#### The problem
What you hand back must match the listing exactly.

#### Information provided
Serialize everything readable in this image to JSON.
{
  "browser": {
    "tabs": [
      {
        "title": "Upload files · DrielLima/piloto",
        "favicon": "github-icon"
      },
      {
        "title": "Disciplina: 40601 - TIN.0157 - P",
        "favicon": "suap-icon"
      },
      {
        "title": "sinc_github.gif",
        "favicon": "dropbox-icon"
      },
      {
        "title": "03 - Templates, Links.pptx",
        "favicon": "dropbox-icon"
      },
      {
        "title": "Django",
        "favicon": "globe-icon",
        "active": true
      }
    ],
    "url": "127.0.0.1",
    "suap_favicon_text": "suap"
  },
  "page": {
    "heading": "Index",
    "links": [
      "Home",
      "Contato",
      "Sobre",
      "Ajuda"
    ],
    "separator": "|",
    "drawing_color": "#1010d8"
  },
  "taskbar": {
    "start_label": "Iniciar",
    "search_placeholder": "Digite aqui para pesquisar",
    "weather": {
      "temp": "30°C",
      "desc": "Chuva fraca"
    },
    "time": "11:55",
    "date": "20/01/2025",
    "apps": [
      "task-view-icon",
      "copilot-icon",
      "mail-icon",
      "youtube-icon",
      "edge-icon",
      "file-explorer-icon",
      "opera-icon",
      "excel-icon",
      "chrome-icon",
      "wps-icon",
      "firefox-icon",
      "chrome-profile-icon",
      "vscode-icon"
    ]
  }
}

#### Solution to the problem
Serialize everything readable in this image to JSON.
{
  "browser": {
    "tabs": [
      {
        "title": "Upload files · DrielLima/piloto",
        "favicon": "github-icon"
      },
      {
        "title": "Disciplina: 40601 - TIN.0157 - P",
        "favicon": "suap-icon"
      },
      {
        "title": "sinc_github.gif",
        "favicon": "dropbox-icon"
      },
      {
        "title": "03 - Templates, Links.pptx",
        "favicon": "dropbox-icon"
      },
      {
        "title": "Django",
        "favicon": "globe-icon",
        "active": true
      }
    ],
    "url": "127.0.0.1",
    "suap_favicon_text": "suap"
  },
  "page": {
    "heading": "Index",
    "links": [
      "Home",
      "Contato",
      "Sobre",
      "Ajuda"
    ],
    "separator": "|",
    "drawing_color": "#1010d8"
  },
  "taskbar": {
    "start_label": "Iniciar",
    "search_placeholder": "Digite aqui para pesquisar",
    "weather": {
      "temp": "30°C",
      "desc": "Chuva fraca"
    },
    "time": "11:55",
    "date": "20/01/2025",
    "apps": [
      "task-view-icon",
      "copilot-icon",
      "mail-icon",
      "youtube-icon",
      "edge-icon",
      "file-explorer-icon",
      "opera-icon",
      "excel-icon",
      "chrome-icon",
      "wps-icon",
      "firefox-icon",
      "chrome-profile-icon",
      "vscode-icon"
    ]
  }
}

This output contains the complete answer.